Herod himself had gladly accepted Roman citizenship, and was therefore a direct subject to the Emperor. Herod also established a Roman theater in Jerusalem. He built a large Roman-style amphitheater on the plain outside of Jerusalem. He instituted Roman-style games. To be sure, Herod accommodated the beliefs of his people -- by taking down trophies in the stadium considered to be idols for example. But these were concessions that made Romanization more amenable, not earnest efforts on the part of Herod to reject Romanization.
So, it is very possible that Herod adopted a census to tax his own people, and Luke is referring to this practice. As Dr. Pearson notes, "We cannot think that in the process of Romanizing his kingdom, he would incorporate Roman architectural, military, religious, and recreational techniques, models, and practices, but would reject their incredibly efficient administrative systems--or that he would be allowed to do so by his overlords." Brook W. R. Pearson, "The Lucan censuses, revisited", The Catholic Biblical Quarterly, Apr 1999.

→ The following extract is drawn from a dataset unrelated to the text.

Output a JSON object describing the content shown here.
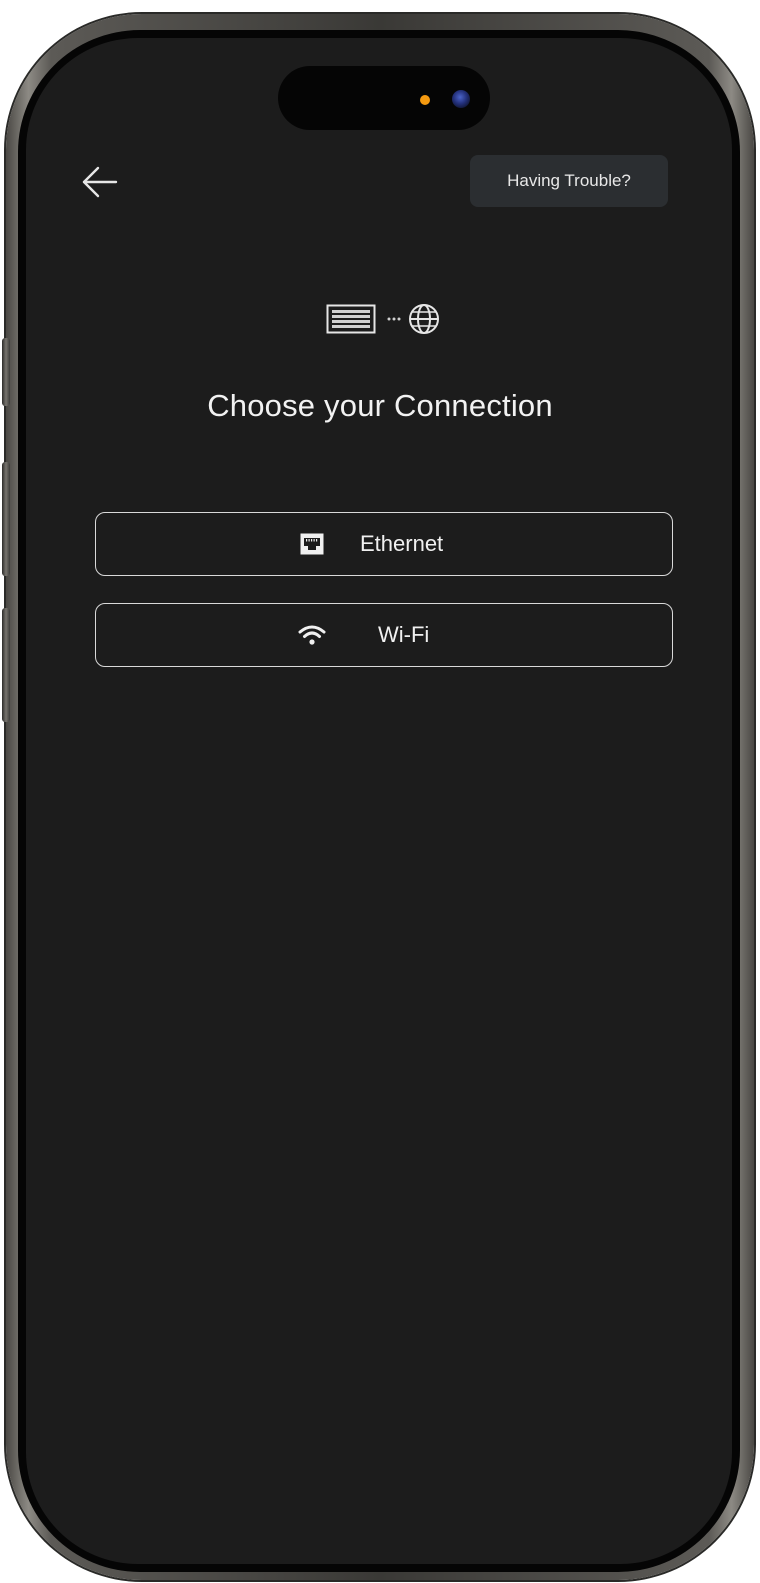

Dr. Pearson also believes that there is evidence that a census was undertaken by Herod during his reign. Among other arguments, Dr. Pearson cites to an interesting passage in Josephus referring to "village scribes" under Herod. The same term is used in other ancient documents to refer to a position closely associated with census-taking. Although Richard Carrier of Infidels.org has criticized Dr. Pearson’s arguments, his attack falls short. He overlooks (or ignores) the forceful argument that Dr. Pearson makes that Herod -- as a direct subject to the Emperor and a client-king serving at Rome's whim -- was expected by his Roman overlords to Romanize Judea. Carrier also claims that Dr. Pearson fails to consider what other tasks "village scribes" might do while he himself seems to ignore Dr. Pearson's references to many ancient documents showing that the term used by Josephus was closely linked to census taking duties.
The argument that even if Luke was referring to an earlier census, he is still in error because there was no earlier census rests on an argument from silence. Though such arguments may be useful from time to time it is not convincing here. It is very plausible that Herod could have conducted his own census pursuant to what he knew the Emperor’s policy to be. Herod also could have seen such a census as part of his responsibility (and desire) to Romanize Judea. Finally, there is some indirect evidence from Josephus that officials uniquely related to census taking were present under King Herod. Frankly, I do not know that this was the case, but it is certainly a possibility. In a later post I will deal with the possibility that Rome itself ordered the census under King Herod.